    Frequency: (1095)
    (number of times this surname appears in a sample database of 88.7 million names, representing one third of the 1997 US population)


    1. Chinese 孟: during the Spring and Autumn period (722-481 BC), there were two sources of the name Meng. A son of a prince in the state of Lu was called Meng Sun, while a duke of the state of Wei had a ‘style name’ of Meng Zhi. Descendants of both adopted the Meng portion of their names as their surname. This was the family name of Meng Zi, known to the West as Mencius, the Confucian philosopher.

    2. Chinese 蒙: two sources of this surname are a General Men of the Qin Dynasty 221-206 BC) and a place named Mengshuang in Hebei province. Additionally, the Yuan Dynasty (1271-1368 AD) was under the rule of Mongolia, known in Chinese as Menggu. Menggu became a surname, which in later times was generally shortened to Meng.

    3. German: from a form of the personal name Magnus.

    4. German: variant of Menger.

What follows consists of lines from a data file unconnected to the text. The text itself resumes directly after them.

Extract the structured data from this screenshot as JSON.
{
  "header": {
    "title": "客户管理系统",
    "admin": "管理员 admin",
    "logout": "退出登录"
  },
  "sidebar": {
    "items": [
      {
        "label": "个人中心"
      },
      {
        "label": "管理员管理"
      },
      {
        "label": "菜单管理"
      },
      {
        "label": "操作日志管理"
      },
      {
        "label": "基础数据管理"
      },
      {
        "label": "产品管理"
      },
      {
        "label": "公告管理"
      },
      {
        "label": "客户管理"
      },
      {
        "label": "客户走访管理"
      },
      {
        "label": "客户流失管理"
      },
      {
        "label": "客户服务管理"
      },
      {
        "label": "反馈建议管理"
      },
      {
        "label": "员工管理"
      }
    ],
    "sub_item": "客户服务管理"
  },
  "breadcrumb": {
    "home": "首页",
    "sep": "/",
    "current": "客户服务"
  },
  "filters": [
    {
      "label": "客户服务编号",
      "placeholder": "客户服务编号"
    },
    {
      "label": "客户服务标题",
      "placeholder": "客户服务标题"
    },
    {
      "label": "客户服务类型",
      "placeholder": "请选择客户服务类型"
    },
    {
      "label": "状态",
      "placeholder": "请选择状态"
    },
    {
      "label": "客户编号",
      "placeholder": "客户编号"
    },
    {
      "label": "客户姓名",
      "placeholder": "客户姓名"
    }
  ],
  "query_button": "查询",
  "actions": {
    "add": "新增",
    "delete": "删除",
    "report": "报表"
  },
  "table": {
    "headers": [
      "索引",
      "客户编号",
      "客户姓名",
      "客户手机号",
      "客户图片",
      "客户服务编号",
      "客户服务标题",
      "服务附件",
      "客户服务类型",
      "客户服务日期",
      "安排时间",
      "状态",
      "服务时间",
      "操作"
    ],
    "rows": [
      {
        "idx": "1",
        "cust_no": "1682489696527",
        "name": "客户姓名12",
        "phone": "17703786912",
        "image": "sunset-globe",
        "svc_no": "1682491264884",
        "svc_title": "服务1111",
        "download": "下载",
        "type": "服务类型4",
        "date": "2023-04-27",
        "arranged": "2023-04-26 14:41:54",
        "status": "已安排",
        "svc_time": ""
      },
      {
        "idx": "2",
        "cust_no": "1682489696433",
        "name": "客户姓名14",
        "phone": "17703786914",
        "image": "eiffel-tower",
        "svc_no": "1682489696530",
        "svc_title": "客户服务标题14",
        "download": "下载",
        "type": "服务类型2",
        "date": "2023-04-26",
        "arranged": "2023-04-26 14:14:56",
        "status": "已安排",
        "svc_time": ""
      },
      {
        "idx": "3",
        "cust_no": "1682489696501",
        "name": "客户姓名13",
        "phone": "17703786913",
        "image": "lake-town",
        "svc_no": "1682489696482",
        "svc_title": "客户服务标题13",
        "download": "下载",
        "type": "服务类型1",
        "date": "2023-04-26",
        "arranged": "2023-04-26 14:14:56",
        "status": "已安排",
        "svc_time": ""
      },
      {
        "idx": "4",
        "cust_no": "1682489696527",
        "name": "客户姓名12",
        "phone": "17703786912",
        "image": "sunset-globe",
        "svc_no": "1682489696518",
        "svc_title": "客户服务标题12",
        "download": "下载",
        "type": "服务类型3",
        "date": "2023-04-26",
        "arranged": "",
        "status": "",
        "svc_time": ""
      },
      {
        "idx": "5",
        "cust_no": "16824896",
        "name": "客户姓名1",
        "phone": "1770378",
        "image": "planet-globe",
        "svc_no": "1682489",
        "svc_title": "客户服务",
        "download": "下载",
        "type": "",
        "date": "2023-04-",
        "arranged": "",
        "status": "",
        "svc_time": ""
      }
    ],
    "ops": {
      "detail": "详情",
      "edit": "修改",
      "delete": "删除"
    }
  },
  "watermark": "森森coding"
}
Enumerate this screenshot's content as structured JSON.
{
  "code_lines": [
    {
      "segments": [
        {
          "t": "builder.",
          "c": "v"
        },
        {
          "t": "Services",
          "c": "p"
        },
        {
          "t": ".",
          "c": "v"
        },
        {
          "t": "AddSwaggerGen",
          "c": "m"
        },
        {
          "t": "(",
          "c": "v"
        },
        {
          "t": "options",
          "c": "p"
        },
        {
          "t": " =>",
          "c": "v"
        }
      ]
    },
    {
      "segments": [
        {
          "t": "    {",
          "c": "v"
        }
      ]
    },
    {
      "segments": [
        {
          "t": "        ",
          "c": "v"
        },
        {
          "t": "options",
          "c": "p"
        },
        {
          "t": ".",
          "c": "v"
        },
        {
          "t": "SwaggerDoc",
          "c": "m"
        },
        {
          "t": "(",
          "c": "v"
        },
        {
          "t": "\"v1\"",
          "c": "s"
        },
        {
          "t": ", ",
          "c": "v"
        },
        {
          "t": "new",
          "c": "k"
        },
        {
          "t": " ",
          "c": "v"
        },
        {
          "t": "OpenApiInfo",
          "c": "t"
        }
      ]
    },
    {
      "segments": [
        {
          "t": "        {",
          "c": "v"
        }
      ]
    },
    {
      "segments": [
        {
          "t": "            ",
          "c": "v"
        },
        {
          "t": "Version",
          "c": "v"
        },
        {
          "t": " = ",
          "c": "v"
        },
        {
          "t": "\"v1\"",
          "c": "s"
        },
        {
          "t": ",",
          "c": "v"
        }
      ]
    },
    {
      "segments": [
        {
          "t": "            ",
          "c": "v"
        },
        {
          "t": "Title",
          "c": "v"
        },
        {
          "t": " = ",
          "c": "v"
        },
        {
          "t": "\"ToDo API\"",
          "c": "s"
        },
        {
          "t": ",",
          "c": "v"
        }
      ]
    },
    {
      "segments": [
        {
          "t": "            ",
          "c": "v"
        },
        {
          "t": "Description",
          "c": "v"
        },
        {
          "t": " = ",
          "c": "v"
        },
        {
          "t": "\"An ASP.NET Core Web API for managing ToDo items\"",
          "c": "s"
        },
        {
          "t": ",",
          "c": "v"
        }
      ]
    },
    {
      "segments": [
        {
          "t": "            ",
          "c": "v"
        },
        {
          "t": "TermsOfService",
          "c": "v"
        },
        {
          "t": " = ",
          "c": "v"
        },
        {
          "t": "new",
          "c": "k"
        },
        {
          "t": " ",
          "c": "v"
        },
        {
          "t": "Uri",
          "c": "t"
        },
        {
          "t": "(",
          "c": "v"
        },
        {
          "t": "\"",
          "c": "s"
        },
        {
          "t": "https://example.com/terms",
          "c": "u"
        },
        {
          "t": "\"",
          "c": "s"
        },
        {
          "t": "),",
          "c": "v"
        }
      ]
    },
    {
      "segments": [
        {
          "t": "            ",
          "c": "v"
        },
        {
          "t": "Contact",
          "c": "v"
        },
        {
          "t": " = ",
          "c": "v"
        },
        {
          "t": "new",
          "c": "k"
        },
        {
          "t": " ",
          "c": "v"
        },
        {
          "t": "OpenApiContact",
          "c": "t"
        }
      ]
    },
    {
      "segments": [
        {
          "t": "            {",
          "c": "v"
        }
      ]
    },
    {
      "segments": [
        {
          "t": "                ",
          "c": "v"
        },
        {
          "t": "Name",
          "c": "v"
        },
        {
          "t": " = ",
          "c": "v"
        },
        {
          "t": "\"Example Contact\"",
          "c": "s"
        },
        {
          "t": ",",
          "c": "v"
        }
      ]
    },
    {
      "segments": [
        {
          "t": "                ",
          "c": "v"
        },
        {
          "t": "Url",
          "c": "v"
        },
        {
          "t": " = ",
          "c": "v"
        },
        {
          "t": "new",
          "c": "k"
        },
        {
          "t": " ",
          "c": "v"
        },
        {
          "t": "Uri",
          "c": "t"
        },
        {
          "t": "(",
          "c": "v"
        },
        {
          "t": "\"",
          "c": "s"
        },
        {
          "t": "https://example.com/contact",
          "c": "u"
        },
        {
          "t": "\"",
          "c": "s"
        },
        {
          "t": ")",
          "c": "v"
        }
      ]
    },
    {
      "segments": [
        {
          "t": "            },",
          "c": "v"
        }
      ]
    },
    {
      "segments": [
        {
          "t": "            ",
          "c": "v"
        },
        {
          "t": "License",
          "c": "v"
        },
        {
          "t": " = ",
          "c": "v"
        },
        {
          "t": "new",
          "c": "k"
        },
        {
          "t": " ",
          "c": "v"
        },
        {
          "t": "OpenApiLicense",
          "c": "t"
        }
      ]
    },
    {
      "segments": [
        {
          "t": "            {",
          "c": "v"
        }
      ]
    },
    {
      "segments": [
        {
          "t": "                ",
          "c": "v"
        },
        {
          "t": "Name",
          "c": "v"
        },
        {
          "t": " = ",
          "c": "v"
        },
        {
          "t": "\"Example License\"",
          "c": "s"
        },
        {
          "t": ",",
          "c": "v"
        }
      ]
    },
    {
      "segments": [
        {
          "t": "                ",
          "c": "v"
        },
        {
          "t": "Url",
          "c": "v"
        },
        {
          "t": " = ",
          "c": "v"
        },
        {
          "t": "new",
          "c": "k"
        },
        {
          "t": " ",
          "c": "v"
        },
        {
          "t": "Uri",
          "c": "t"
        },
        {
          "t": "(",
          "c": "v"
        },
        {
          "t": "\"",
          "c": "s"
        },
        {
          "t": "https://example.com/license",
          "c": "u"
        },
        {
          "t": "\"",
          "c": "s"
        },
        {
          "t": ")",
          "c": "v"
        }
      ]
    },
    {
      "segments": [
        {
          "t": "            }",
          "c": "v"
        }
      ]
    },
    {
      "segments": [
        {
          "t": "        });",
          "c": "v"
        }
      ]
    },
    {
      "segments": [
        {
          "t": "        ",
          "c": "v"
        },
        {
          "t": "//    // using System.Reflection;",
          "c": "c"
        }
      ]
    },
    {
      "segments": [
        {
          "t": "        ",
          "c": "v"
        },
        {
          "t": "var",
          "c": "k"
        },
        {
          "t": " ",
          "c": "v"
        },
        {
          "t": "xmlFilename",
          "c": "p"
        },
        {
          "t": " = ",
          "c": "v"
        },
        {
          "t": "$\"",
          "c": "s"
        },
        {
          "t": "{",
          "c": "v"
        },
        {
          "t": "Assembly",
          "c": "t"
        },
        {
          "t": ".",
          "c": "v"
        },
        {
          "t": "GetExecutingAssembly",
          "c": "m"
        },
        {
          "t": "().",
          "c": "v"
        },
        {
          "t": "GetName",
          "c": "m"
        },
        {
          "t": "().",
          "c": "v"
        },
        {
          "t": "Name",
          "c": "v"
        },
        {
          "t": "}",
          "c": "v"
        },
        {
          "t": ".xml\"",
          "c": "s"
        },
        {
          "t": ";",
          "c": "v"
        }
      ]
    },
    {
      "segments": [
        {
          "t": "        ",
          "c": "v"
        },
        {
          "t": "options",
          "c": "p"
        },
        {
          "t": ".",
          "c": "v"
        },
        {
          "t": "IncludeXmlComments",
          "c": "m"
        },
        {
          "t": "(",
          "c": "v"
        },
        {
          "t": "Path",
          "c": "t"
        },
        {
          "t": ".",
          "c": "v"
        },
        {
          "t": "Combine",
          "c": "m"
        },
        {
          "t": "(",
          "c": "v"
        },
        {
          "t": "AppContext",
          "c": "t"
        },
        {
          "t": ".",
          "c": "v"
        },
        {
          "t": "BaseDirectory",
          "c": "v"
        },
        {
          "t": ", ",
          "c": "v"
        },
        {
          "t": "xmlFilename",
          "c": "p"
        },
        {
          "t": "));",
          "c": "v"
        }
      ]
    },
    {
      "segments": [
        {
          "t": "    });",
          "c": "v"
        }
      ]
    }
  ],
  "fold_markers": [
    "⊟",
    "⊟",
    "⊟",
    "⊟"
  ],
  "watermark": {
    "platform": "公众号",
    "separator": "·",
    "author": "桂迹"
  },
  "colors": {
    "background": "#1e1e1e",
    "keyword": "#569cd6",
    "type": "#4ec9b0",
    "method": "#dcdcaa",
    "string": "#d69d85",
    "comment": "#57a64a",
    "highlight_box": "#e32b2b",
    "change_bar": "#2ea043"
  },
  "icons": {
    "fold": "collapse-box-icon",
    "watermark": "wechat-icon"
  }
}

    5. Danish: habitational name from a place so named.

    6. Danish: variant of Mang.

    ReplyDelete